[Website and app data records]

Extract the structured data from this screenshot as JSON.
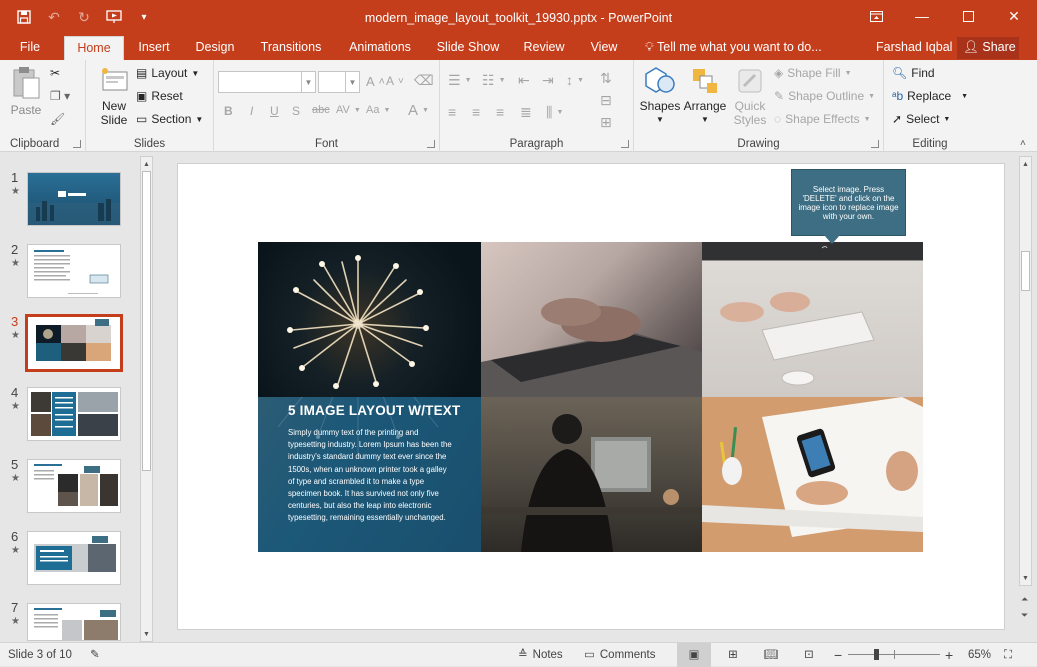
{
  "window": {
    "title": "modern_image_layout_toolkit_19930.pptx - PowerPoint",
    "user": "Farshad Iqbal",
    "share_label": "Share",
    "tell_me": "Tell me what you want to do..."
  },
  "tabs": [
    {
      "label": "File"
    },
    {
      "label": "Home"
    },
    {
      "label": "Insert"
    },
    {
      "label": "Design"
    },
    {
      "label": "Transitions"
    },
    {
      "label": "Animations"
    },
    {
      "label": "Slide Show"
    },
    {
      "label": "Review"
    },
    {
      "label": "View"
    }
  ],
  "ribbon": {
    "clipboard": {
      "label": "Clipboard",
      "paste": "Paste"
    },
    "slides": {
      "label": "Slides",
      "new_slide_1": "New",
      "new_slide_2": "Slide",
      "layout": "Layout",
      "reset": "Reset",
      "section": "Section"
    },
    "font": {
      "label": "Font",
      "bold": "B",
      "italic": "I",
      "underline": "U",
      "shadow": "S",
      "strike": "abc",
      "spacing": "AV",
      "case": "Aa"
    },
    "paragraph": {
      "label": "Paragraph"
    },
    "drawing": {
      "label": "Drawing",
      "shapes": "Shapes",
      "arrange": "Arrange",
      "quick_styles_1": "Quick",
      "quick_styles_2": "Styles",
      "shape_fill": "Shape Fill",
      "shape_outline": "Shape Outline",
      "shape_effects": "Shape Effects"
    },
    "editing": {
      "label": "Editing",
      "find": "Find",
      "replace": "Replace",
      "select": "Select"
    }
  },
  "thumbnails": [
    {
      "num": "1"
    },
    {
      "num": "2"
    },
    {
      "num": "3"
    },
    {
      "num": "4"
    },
    {
      "num": "5"
    },
    {
      "num": "6"
    },
    {
      "num": "7"
    }
  ],
  "slide": {
    "callout": "Select image. Press 'DELETE' and click on the image icon to replace image with your own.",
    "title": "5 IMAGE LAYOUT W/TEXT",
    "body": "Simply dummy text of the printing and typesetting industry. Lorem Ipsum has been the industry's standard dummy text ever since the 1500s, when an unknown printer took a galley of type and scrambled it to make a type specimen book. It has survived not only five centuries, but also the leap into electronic typesetting, remaining essentially unchanged."
  },
  "status": {
    "slide_info": "Slide 3 of 10",
    "notes": "Notes",
    "comments": "Comments",
    "zoom": "65%"
  },
  "colors": {
    "accent": "#c43e1c",
    "slide_blue": "#1d5f7c",
    "callout": "#3d6e83"
  }
}
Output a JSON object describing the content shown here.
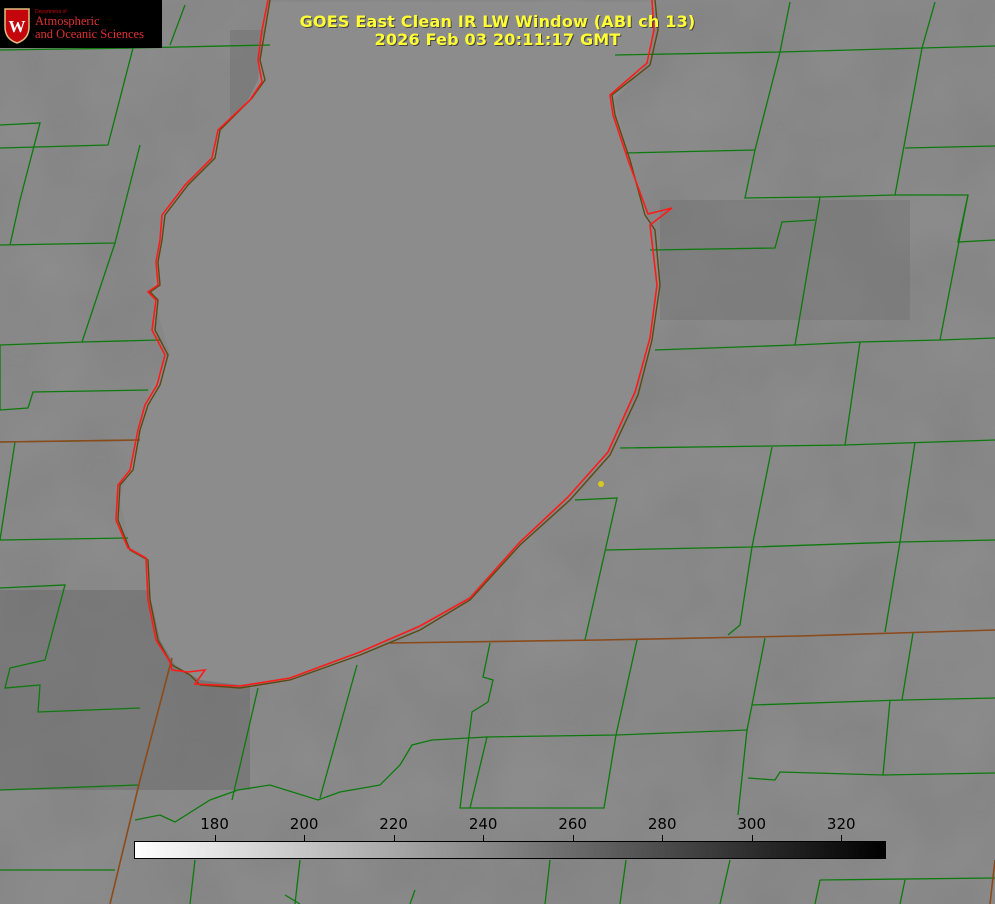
{
  "image": {
    "title_line1": "GOES East Clean IR LW Window (ABI ch 13)",
    "title_line2": "2026 Feb 03 20:11:17 GMT"
  },
  "logo": {
    "dept": "Department of",
    "line1": "Atmospheric",
    "line2": "and Oceanic Sciences",
    "crest_letter": "W"
  },
  "colorbar": {
    "tick_labels": [
      "180",
      "200",
      "220",
      "240",
      "260",
      "280",
      "300",
      "320"
    ],
    "min": 162,
    "max": 330,
    "gradient_start": "#ffffff",
    "gradient_end": "#000000"
  },
  "colors": {
    "title": "#ffff33",
    "boundary_green": "#0c7a0c",
    "state_line": "#8b4a1a",
    "coastline_red": "#ff1a1a",
    "marker": "#d9c820"
  }
}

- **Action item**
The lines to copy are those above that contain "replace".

- **Exercise solution**
      "replace": "Replace",
    "callout": "Select image. Press 'DELETE' and click on the image icon to replace image with your own.",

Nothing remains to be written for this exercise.